From then on I was just rolling turns with the 5 kiwis, making a pack of 6. Almost all of the cheers out on course were for New Zealand, so much for home crowd! I guess I was just hiding the green and gold in a sea of silver ferns. There were two cheer squads that really made an impact though, thank you to whoever was in the cycle turn, you were well and truly heard, also to the entire school lining the fence yelling Go Aussie, you guys are awesome! There must have been a little wind out there as we held high 30’s on the way out and low 50’s on the way back with minimal effort due to the pack working together so well. I surged just before the dismount to bust up the pack bringing it down to 4 of us. Transition had a scaffold bridge for the start of the run and it acted like a springboard if you landed right in the middle of a plank. I did just that and shot a little too high and I swear I felt my hair hit the roof! That made me slow down real quick and I shuffled down the rest of the ramp.
I was exactly where I wanted to be in this race and I started flicking through race plans in my mind and decided to go with the most basic one; go off the front and back yourself. That is pretty much it, I took it out at a solid pace and just held until everyone fell off and I had a solid lead. After a 750m swim, 20km ride and 5km run I had a 34 second lead and took it in going down the finish chute to cross with a time of 57:05 and crowned 2X World Champion for the 16-19yr age group.

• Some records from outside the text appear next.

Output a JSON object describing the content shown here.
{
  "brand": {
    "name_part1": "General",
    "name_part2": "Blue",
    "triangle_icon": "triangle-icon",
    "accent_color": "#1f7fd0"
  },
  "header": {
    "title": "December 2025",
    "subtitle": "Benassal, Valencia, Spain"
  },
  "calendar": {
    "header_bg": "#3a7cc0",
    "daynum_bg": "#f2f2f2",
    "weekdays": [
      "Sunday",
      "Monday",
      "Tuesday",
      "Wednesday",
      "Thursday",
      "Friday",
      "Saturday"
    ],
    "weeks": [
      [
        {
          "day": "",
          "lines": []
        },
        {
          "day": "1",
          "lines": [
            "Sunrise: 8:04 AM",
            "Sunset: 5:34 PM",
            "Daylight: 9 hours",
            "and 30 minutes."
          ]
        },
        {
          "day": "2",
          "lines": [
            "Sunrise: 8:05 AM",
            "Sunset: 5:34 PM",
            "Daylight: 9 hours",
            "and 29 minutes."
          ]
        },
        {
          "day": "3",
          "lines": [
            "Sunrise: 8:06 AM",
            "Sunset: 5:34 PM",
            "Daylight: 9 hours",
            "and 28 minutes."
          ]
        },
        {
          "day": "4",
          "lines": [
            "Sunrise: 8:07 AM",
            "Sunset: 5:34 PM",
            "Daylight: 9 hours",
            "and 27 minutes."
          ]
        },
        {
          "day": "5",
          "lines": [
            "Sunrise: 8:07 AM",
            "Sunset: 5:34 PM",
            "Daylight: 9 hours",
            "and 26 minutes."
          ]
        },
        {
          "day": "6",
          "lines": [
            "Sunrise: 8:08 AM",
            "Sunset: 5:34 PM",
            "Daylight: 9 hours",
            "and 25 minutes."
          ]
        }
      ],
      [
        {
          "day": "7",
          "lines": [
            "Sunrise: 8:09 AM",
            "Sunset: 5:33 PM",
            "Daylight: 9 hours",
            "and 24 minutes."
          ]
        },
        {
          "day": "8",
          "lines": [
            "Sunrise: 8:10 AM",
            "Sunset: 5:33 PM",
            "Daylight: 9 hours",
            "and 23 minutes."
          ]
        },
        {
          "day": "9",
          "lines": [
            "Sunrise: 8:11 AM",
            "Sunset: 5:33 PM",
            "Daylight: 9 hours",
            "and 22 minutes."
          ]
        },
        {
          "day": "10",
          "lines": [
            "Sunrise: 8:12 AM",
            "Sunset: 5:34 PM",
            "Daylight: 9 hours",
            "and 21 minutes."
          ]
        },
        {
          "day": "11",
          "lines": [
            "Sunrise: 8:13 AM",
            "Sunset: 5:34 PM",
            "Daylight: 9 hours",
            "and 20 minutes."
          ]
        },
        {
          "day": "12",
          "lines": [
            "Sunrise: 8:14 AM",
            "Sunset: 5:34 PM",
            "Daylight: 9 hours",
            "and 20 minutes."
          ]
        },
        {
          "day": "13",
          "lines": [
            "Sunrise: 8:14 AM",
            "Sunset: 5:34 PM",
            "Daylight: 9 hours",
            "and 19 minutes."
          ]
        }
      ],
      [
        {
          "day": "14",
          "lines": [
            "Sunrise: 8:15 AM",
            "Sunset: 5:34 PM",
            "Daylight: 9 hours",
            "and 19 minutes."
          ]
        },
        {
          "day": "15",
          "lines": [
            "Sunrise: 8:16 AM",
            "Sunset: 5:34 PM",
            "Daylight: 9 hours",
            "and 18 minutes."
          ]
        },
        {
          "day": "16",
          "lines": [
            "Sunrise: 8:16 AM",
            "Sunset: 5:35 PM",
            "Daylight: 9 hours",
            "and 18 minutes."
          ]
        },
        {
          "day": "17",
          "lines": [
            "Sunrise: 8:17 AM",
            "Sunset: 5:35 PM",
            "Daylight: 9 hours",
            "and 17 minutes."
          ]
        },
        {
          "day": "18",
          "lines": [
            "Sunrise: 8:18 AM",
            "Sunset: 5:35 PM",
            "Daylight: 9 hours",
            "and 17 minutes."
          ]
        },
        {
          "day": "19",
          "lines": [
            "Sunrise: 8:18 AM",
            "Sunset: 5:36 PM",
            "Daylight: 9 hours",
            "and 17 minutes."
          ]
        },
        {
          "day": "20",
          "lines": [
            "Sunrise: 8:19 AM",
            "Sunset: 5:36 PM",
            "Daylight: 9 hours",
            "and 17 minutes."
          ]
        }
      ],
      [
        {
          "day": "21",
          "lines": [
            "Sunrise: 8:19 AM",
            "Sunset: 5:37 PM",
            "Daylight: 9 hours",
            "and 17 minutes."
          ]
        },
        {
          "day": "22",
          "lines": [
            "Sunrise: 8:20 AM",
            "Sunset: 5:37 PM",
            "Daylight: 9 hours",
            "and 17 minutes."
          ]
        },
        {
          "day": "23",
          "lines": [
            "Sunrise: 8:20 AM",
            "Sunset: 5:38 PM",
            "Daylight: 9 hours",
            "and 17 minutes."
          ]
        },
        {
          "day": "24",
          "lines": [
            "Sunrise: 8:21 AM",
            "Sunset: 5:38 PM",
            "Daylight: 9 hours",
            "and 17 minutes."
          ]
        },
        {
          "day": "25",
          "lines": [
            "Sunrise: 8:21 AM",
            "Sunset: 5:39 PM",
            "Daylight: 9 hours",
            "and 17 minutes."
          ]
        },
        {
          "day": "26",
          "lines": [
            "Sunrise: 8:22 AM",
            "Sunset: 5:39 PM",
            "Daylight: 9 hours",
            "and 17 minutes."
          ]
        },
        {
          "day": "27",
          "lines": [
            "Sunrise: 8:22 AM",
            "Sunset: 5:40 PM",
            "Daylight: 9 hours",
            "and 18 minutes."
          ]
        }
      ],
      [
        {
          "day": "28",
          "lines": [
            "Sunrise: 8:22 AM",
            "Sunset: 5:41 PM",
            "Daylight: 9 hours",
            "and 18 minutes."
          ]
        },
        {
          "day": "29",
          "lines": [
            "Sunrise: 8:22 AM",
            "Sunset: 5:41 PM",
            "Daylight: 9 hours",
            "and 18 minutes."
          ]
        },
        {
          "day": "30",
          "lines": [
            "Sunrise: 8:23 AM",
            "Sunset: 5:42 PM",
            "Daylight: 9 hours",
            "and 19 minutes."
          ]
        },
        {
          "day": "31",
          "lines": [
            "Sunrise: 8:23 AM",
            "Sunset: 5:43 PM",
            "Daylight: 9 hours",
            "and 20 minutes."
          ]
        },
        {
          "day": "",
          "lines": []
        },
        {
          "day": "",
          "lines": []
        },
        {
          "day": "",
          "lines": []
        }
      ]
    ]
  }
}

To my Coach, Thank you for putting me through the wringer, thank you for pushing me and giving me the confidence I need on race day to give it my best shot. I didn’t give you very long to work with, coming from last seasons results and issues, I took a break and reset. You took me from a low point to where I am in a less then ideal time, we both worked hard and together, team work made the dream work. This is by no means my big goal but it is a tick in the box and a big step in the right direction. Plenty more years of development and fine tuning are needed and I look forward to the journey ahead.
Now these next ones are nowhere near as emotional but nonetheless important. Thank you Adam Gould for your support, encouragement and belief. Fisiocrem, you have had me ready for every race and session for several years now, thank you. To the guys and gals at The Athletes Foot Carindale and YMCA Victoria Point, your support for your community and investment into the future developing young athletes has been invaluable, I hope I do you proud. Thank you also to Redland City Council for your support. Cheers for reading guys and I will be racing this weekend at Robina so look out for more posts.